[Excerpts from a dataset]
Start of Block

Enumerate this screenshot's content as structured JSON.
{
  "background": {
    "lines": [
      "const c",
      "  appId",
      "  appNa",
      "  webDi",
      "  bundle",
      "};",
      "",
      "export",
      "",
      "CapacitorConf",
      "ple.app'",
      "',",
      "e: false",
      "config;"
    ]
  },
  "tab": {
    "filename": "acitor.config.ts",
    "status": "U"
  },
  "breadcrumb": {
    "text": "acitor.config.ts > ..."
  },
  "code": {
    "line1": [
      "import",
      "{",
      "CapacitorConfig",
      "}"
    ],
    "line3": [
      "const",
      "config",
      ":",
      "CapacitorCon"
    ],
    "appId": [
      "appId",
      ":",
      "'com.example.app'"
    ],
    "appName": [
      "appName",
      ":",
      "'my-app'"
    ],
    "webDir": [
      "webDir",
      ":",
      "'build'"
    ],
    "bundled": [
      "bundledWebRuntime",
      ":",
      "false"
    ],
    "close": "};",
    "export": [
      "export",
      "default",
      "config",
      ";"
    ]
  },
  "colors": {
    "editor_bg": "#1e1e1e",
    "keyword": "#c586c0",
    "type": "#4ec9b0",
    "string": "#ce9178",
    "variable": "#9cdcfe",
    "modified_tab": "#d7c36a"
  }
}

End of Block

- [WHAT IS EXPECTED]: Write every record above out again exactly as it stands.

- [EXERCISE OUTPUT]:
Enumerate this screenshot's content as structured JSON.
{
  "background": {
    "lines": [
      "const c",
      "  appId",
      "  appNa",
      "  webDi",
      "  bundle",
      "};",
      "",
      "export",
      "",
      "CapacitorConf",
      "ple.app'",
      "',",
      "e: false",
      "config;"
    ]
  },
  "tab": {
    "filename": "acitor.config.ts",
    "status": "U"
  },
  "breadcrumb": {
    "text": "acitor.config.ts > ..."
  },
  "code": {
    "line1": [
      "import",
      "{",
      "CapacitorConfig",
      "}"
    ],
    "line3": [
      "const",
      "config",
      ":",
      "CapacitorCon"
    ],
    "appId": [
      "appId",
      ":",
      "'com.example.app'"
    ],
    "appName": [
      "appName",
      ":",
      "'my-app'"
    ],
    "webDir": [
      "webDir",
      ":",
      "'build'"
    ],
    "bundled": [
      "bundledWebRuntime",
      ":",
      "false"
    ],
    "close": "};",
    "export": [
      "export",
      "default",
      "config",
      ";"
    ]
  },
  "colors": {
    "editor_bg": "#1e1e1e",
    "keyword": "#c586c0",
    "type": "#4ec9b0",
    "string": "#ce9178",
    "variable": "#9cdcfe",
    "modified_tab": "#d7c36a"
  }
}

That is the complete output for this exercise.